The problem: Give only the number of lines in the data that contain the word "GBPUSD".

Source material:
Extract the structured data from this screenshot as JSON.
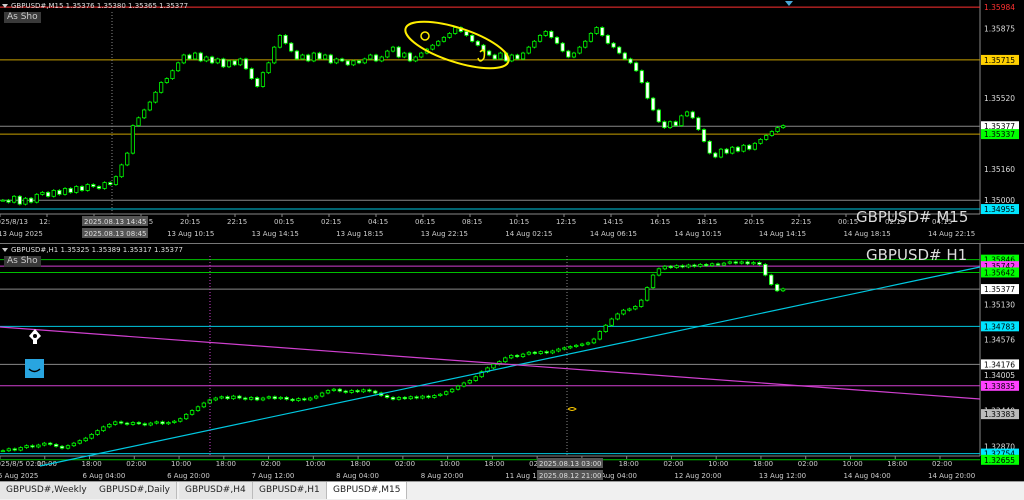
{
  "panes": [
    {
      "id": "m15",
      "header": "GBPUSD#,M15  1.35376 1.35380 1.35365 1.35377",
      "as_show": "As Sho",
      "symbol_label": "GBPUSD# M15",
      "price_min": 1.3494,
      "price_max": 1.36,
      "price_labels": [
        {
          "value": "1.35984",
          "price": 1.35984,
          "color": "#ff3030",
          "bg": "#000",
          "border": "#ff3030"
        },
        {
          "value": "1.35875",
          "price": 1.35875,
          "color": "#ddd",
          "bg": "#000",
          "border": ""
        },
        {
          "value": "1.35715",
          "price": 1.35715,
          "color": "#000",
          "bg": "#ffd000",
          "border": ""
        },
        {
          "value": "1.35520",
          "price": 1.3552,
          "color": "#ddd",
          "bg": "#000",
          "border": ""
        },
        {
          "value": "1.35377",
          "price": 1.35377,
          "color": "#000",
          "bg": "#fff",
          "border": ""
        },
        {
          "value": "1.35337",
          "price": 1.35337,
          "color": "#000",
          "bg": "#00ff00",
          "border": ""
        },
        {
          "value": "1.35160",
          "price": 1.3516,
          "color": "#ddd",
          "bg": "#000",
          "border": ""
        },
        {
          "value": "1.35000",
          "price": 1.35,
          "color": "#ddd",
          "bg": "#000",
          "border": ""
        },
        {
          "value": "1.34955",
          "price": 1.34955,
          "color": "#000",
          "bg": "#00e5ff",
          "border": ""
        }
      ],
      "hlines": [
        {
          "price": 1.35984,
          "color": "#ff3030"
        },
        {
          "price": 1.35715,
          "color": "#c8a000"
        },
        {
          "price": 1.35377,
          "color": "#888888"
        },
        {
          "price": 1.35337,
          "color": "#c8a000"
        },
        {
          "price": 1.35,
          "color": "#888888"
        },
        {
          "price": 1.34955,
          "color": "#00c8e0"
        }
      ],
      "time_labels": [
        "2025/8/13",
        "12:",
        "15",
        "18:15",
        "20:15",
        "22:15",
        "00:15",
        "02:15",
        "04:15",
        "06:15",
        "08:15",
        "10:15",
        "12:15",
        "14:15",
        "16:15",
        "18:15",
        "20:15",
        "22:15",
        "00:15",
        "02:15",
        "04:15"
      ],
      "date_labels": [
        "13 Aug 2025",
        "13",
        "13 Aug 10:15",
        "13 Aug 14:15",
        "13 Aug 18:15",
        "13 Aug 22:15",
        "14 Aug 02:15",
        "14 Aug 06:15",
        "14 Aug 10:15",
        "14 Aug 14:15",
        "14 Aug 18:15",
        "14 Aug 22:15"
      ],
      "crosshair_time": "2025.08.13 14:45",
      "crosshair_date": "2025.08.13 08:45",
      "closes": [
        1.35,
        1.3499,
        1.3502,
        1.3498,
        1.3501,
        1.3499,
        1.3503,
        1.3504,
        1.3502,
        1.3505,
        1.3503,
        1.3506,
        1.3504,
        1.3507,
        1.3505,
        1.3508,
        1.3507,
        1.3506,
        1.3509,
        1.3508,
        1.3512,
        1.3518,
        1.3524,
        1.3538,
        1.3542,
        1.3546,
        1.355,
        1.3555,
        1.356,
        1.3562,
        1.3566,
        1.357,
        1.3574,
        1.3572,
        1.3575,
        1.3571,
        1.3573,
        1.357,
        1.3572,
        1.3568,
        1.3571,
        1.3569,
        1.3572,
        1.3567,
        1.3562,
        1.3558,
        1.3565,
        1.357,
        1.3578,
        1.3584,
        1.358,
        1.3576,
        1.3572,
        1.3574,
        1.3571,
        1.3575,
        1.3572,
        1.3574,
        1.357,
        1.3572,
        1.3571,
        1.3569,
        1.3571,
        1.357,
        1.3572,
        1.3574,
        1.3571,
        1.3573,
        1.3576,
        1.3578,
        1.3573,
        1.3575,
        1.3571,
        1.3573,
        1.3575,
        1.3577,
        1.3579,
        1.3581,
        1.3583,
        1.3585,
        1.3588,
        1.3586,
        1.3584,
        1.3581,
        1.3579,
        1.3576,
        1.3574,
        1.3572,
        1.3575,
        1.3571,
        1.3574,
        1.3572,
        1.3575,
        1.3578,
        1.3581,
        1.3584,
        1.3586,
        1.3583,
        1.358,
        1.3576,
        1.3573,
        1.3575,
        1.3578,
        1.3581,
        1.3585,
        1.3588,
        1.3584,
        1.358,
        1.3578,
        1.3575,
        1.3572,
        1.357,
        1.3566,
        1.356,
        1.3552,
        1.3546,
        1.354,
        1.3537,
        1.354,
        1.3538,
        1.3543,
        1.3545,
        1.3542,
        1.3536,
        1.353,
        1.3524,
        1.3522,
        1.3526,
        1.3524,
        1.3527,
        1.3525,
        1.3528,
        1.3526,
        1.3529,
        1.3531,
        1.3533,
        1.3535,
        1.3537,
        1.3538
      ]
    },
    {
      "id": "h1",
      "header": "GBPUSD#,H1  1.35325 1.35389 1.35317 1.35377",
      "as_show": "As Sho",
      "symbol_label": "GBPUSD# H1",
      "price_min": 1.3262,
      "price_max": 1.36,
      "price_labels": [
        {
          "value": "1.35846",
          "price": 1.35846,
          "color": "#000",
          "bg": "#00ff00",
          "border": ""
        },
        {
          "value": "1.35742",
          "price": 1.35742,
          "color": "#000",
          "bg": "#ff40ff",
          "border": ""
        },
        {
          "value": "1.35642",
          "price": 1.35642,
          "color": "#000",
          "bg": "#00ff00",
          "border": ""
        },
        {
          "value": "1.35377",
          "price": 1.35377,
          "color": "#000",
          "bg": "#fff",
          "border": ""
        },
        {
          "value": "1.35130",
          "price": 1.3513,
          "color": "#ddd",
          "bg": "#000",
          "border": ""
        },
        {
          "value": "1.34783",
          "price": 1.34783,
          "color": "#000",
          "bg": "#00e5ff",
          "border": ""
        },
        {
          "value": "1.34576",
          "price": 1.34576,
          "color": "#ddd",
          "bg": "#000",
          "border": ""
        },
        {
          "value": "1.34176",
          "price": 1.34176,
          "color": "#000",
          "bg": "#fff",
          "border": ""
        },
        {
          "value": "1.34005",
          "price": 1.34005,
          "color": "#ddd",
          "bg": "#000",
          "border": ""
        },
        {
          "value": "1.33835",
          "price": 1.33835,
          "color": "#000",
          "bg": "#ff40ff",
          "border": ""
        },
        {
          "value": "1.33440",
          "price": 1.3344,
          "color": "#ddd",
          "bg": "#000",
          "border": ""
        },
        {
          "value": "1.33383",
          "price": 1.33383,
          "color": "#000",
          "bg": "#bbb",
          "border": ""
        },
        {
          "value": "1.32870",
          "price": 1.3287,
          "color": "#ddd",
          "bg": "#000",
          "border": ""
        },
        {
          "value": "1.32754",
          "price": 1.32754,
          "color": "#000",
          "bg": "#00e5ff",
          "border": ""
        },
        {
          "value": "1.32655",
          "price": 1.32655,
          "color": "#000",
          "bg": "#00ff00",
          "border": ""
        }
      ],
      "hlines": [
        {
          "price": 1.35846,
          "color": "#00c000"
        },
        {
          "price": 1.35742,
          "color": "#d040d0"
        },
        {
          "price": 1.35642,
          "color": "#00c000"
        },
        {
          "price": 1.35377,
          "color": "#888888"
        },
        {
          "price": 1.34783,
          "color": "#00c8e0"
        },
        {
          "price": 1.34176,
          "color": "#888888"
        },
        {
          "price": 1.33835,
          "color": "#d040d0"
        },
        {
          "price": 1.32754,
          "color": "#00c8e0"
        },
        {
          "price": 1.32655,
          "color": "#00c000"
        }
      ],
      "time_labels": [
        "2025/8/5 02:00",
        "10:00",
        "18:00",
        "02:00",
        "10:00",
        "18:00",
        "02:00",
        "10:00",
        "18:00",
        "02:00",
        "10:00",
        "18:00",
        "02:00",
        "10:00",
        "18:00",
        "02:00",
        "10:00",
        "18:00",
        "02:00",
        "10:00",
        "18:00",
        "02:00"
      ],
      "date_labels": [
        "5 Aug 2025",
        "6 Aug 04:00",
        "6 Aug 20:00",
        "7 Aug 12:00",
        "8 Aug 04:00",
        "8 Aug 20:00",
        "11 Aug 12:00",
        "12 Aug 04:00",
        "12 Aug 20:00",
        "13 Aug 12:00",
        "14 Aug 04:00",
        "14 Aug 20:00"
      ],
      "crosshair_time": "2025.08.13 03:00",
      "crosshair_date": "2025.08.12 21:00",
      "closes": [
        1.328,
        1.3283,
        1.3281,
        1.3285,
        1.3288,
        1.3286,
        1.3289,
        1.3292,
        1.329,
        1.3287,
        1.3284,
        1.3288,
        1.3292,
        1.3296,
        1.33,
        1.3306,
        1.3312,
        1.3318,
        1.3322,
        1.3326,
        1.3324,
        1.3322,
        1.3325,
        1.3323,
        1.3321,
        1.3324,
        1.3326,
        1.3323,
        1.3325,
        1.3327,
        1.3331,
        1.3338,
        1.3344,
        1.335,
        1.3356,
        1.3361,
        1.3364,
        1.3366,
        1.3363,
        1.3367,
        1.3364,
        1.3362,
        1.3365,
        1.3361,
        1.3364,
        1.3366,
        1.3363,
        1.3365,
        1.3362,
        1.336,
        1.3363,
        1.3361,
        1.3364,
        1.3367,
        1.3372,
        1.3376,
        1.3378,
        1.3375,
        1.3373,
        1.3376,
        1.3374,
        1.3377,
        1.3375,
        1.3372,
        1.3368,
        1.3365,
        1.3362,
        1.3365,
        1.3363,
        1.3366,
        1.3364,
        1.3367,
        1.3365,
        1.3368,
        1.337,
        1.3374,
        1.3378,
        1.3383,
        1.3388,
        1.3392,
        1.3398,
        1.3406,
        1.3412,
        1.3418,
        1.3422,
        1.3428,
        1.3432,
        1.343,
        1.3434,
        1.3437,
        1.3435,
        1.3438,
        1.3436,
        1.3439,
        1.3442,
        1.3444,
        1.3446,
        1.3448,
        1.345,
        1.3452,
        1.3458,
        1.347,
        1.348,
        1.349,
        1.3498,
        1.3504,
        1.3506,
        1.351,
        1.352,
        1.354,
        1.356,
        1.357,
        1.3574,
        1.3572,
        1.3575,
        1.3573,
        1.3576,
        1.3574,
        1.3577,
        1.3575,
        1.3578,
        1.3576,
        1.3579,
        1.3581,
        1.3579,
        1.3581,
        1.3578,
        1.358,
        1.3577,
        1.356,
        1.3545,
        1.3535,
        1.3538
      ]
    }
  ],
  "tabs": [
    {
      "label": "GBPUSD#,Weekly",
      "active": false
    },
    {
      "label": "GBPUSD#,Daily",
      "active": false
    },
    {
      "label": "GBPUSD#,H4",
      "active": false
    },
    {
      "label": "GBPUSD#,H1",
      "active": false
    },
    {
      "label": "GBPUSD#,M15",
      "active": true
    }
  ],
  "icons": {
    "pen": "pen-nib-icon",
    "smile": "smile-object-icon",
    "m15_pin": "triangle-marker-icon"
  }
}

Reply to the task: 9